I hear this from time to time on more than one of my local repeaters -- especially on one that has a significant height advantage over most (1400 feet up a TV transmitting tower). Given the length of some of the static-only transmissions, and their timing (about when I regularly hear two or three local hams have their morning conversation), I have a hypothesis.
I hear this from time to time when I'm driving (I only listen to repeaters when driving; I've got too much other stuff to do at home, and don't own a fixed location radio that can access repeaters in any case). When I hear it is when I'm driving though a local terrain depression -- a small valley -- in a location far enough from the repeater to produce at least a partial signal blockage.
I encountered this again this morning on my way to work, and was able to verify that the S-meter bargraph on my radio's display was showing its minimum level -- yet the squelch was open with no audible signal. I took this as confirmation of my hypothesis below.

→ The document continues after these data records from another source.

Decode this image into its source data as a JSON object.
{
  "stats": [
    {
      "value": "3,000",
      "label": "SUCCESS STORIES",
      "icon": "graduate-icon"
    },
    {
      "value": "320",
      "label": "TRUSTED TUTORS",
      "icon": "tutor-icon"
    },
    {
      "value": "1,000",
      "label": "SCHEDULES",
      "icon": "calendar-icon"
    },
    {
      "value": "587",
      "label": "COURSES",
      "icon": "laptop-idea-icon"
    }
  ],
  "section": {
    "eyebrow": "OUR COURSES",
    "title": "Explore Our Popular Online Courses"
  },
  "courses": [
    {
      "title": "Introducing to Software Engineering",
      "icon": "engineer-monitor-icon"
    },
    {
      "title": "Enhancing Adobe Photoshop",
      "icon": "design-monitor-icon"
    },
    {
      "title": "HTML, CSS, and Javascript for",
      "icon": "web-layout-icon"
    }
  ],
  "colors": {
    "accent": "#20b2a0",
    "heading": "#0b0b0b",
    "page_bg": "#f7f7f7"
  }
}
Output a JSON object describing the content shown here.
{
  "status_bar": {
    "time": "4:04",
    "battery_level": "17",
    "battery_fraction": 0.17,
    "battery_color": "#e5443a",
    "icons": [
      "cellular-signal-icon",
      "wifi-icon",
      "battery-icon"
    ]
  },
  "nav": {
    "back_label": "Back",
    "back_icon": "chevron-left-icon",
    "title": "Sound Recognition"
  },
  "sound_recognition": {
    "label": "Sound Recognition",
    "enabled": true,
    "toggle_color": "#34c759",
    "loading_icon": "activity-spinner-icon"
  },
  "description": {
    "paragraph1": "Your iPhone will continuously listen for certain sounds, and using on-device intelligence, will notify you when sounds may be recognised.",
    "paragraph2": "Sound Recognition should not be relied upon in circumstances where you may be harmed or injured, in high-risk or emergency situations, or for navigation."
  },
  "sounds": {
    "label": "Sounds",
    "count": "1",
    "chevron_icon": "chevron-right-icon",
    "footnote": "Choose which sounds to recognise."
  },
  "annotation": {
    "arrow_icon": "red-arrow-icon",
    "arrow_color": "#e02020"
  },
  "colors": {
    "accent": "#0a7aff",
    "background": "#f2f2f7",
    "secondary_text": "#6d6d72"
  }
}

What I believe is happening when this occurs is that someone transmits and keys the repeater; the repeater opens and sends its CTCSS tone, which my radio detects and opens its squelch -- but the signal from the repeater is attenuated enough by terrain that instead of clear voice, I hear only the noise floor that would always be present without squelch. The CTCSS tone is "subaudible" -- below most radios' frequency response limit -- but it can also be detected in pretty heavy noise because the receiver is filtering for a single, narrow audio frequency.
This is not to say you can't hear static-only when someone "kerchunks" the repeater (illegally makes a short unidentified transmission), but in my experience, what I get then is a short period of "full quiet", followed by the repeater's courtesy tone and the very short static burst before my radio's squelch closes. That's very different from a long period of static with the squelch open.